Exercise —
When a line in the entries contains the word "name", copy that line in full.

Data section —

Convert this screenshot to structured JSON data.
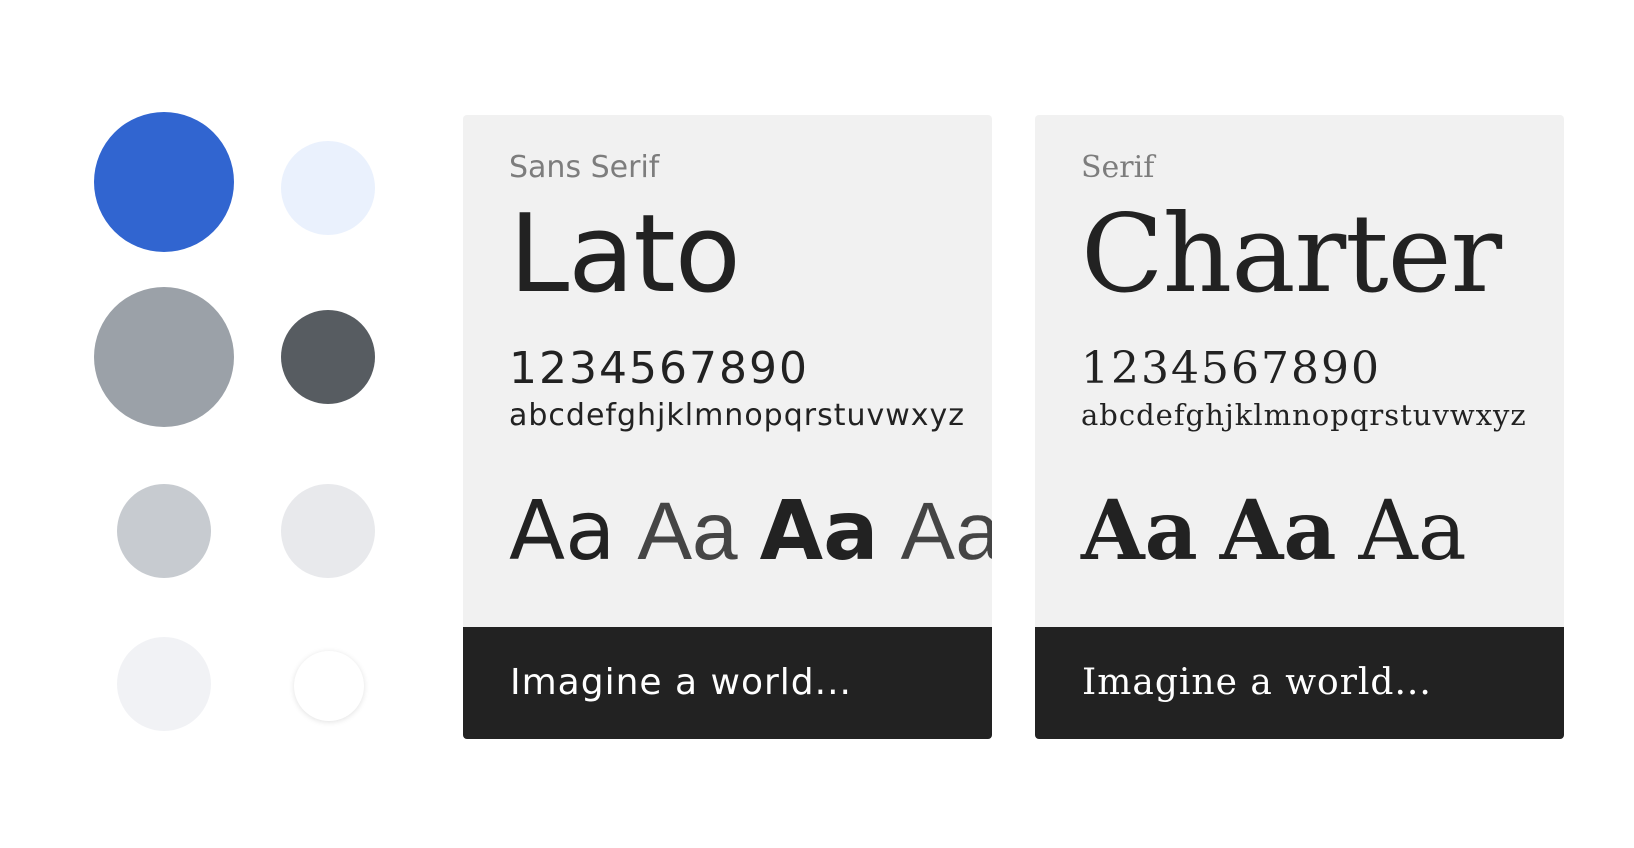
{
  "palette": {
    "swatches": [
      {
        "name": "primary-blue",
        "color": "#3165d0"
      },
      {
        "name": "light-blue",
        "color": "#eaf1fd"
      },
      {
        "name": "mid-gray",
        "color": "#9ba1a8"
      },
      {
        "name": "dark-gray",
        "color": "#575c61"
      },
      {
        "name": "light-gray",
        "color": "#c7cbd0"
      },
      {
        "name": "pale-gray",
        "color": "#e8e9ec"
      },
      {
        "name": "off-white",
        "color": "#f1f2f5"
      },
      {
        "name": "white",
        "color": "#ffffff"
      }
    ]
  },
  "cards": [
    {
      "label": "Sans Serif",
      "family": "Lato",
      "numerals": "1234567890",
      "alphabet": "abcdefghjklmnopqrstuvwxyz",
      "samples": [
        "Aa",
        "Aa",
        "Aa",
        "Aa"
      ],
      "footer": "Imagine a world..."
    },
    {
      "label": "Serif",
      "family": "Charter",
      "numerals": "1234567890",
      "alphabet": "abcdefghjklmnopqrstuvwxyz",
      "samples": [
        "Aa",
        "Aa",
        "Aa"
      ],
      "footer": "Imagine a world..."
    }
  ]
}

Answer space —
        "name": "primary-blue",
        "name": "light-blue",
        "name": "mid-gray",
        "name": "dark-gray",
        "name": "light-gray",
        "name": "pale-gray",
        "name": "off-white",
        "name": "white",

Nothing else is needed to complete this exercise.